_Goal of the exercise_: Count the lines below that include the word "romfile" and write that number alone.

_Given data_:
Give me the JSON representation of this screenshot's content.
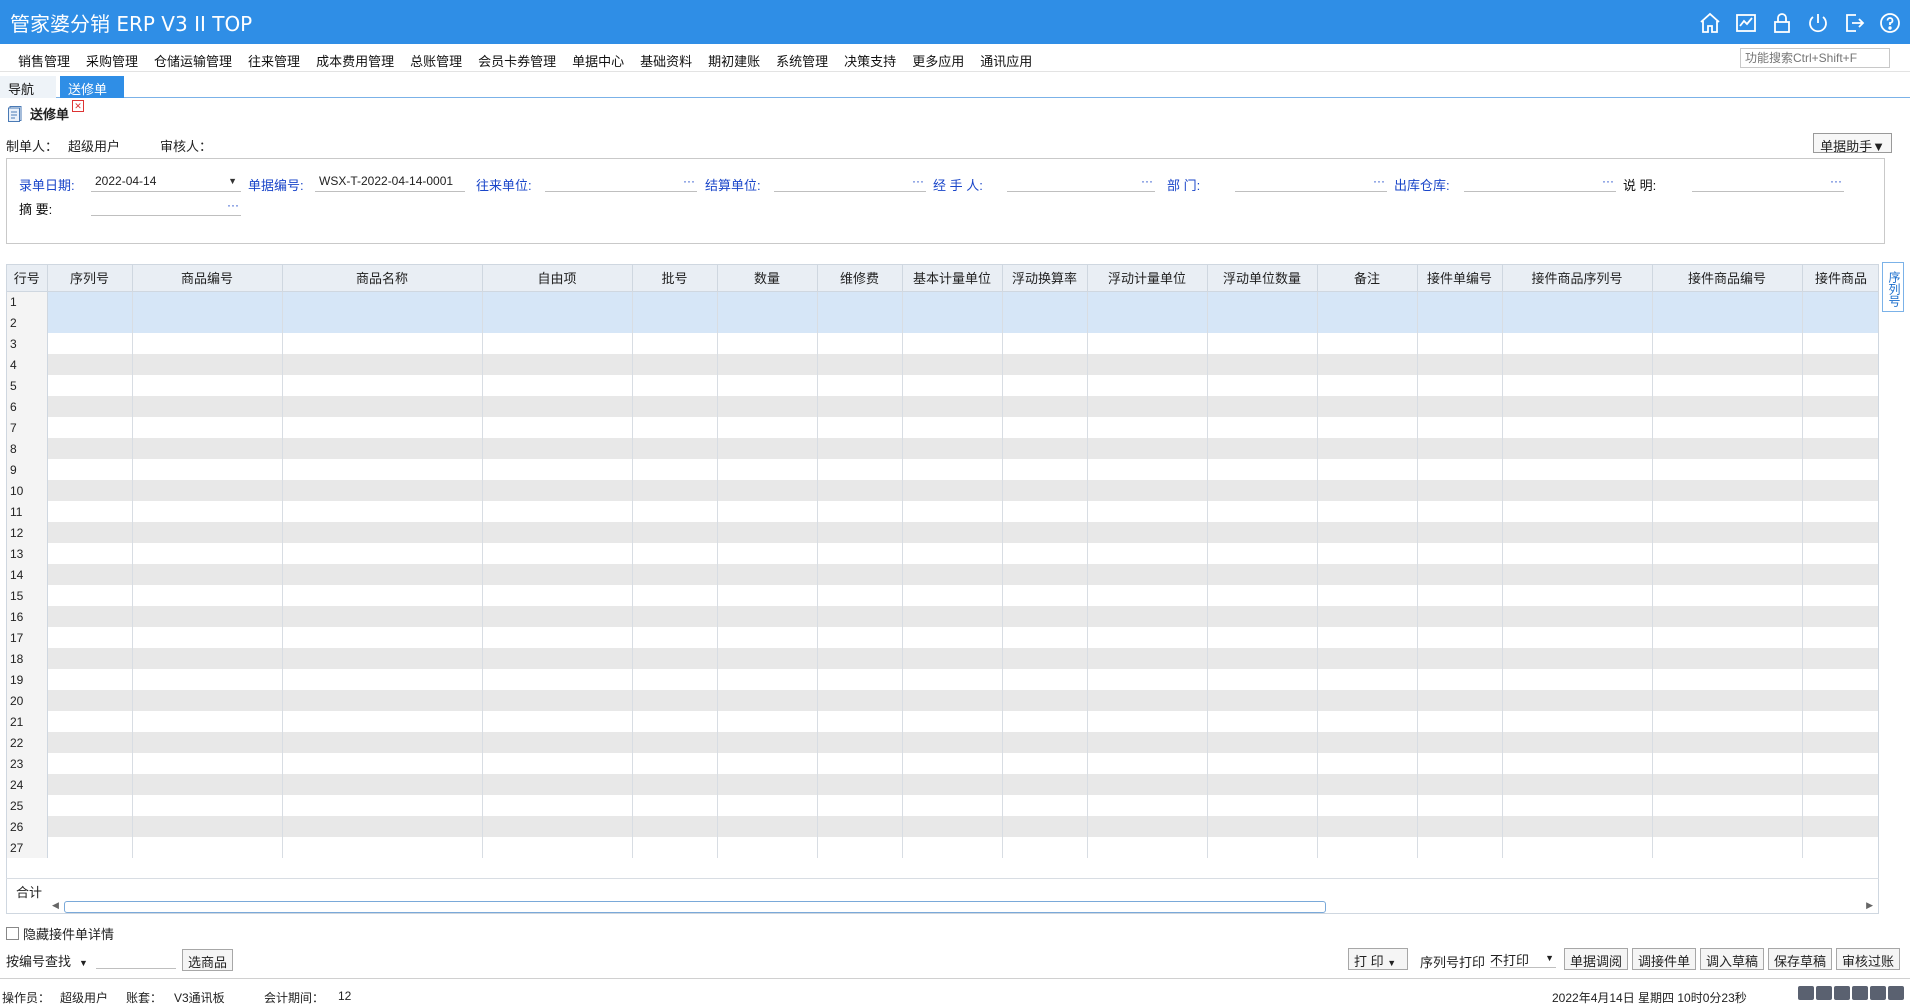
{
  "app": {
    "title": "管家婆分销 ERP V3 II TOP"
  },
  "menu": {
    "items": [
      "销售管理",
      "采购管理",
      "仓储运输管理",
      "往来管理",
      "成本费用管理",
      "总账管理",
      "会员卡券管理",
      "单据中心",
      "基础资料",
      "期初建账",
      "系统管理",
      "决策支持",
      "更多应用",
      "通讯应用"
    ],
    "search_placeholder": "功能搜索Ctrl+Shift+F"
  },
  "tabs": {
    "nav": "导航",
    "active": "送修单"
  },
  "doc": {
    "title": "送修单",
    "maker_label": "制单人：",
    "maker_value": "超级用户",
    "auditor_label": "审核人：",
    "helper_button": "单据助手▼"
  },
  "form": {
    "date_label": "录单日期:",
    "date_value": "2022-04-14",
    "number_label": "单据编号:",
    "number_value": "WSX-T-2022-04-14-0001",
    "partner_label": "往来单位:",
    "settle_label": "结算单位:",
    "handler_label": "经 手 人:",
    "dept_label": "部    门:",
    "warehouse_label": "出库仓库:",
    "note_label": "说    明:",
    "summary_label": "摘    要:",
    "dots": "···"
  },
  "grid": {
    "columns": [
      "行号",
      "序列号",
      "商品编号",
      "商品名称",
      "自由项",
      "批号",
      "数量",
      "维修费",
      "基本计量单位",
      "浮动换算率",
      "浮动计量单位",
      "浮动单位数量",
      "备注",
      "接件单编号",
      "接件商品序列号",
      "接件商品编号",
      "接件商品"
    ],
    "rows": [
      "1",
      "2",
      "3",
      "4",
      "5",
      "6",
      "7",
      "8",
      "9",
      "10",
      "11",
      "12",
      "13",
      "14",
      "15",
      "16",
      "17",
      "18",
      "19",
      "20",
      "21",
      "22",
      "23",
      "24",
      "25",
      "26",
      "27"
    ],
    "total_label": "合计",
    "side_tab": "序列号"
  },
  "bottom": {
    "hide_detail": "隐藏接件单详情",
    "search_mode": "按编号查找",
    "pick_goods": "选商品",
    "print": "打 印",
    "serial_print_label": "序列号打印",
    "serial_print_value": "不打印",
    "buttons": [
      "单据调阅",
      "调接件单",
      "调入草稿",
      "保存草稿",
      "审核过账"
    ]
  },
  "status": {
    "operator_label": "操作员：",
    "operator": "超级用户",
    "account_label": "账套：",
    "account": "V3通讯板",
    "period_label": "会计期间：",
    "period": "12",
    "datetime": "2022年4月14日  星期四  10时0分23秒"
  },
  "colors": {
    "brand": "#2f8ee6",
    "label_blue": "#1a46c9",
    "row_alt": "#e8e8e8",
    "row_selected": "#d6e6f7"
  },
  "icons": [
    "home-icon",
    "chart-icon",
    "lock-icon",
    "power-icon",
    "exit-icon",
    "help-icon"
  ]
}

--

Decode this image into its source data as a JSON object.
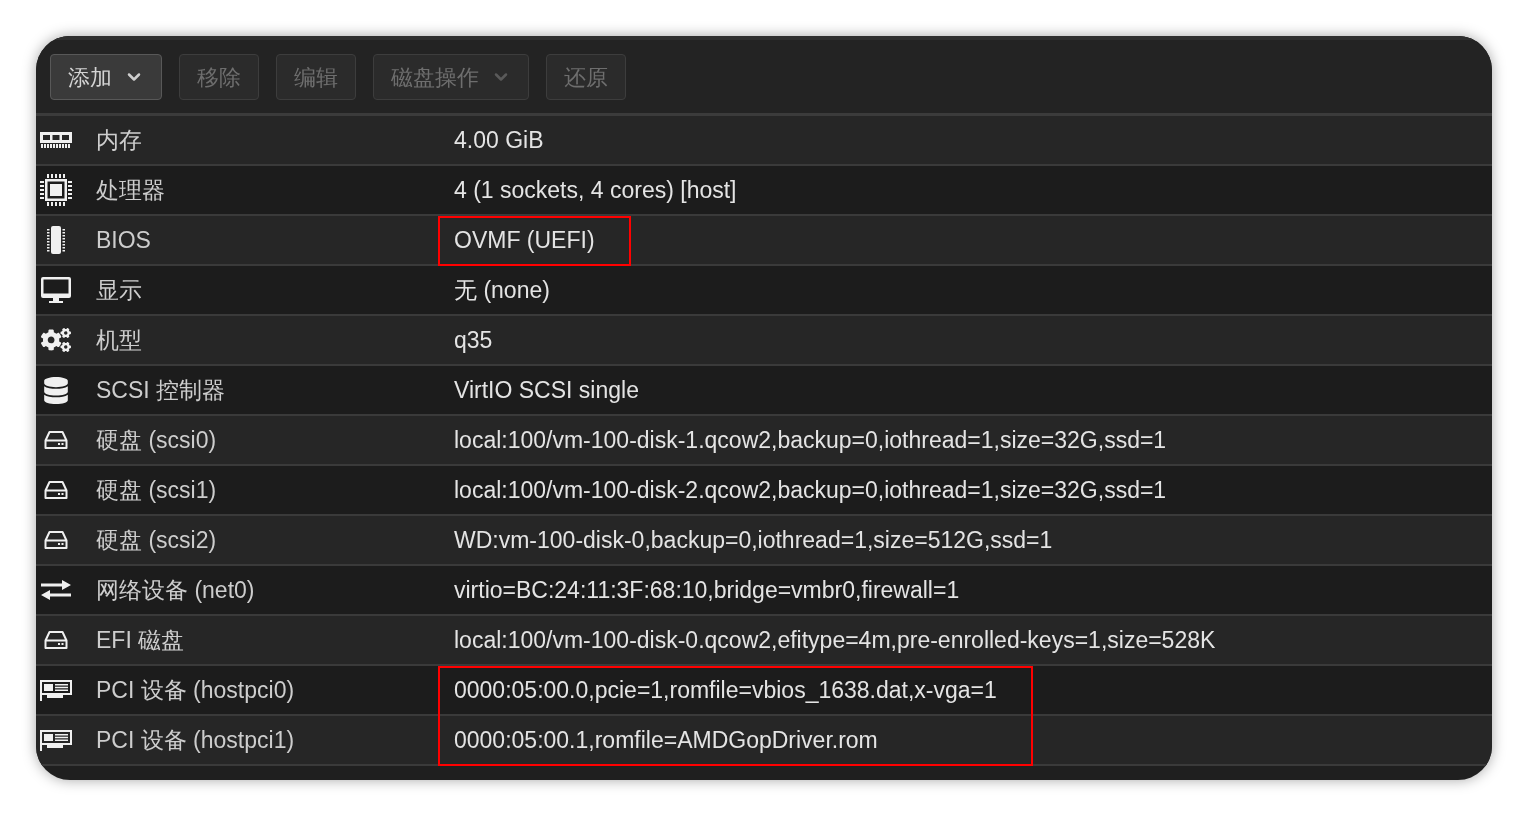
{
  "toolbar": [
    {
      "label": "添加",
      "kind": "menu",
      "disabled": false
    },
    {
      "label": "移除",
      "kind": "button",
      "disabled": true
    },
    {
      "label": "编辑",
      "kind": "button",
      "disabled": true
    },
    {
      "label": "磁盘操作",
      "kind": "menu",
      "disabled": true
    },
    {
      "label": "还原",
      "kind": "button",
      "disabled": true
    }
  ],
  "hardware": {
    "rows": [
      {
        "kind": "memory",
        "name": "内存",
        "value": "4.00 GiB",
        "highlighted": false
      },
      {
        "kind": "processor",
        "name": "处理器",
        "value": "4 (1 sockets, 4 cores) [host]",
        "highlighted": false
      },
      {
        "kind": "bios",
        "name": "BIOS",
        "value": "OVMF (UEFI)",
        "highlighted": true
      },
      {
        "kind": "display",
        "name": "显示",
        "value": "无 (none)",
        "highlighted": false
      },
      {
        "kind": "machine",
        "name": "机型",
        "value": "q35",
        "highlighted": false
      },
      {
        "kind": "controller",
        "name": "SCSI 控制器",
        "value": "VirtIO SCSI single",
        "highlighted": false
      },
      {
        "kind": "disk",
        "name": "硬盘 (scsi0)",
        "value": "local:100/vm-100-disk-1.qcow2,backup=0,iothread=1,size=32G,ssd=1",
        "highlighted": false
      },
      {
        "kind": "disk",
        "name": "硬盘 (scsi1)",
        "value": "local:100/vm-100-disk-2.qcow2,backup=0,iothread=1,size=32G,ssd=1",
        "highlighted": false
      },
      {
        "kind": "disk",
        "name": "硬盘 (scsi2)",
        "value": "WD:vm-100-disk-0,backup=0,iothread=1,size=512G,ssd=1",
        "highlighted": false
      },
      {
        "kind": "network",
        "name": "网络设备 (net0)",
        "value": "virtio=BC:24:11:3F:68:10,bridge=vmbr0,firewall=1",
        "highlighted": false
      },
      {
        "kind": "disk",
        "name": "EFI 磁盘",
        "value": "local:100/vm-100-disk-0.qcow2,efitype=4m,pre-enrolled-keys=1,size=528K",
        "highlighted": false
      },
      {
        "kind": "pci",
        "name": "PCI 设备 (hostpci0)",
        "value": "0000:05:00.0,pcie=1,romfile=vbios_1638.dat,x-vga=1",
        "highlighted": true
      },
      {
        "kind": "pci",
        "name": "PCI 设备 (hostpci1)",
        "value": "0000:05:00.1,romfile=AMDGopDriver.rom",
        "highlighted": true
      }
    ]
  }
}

_Reply to the exercise_: 2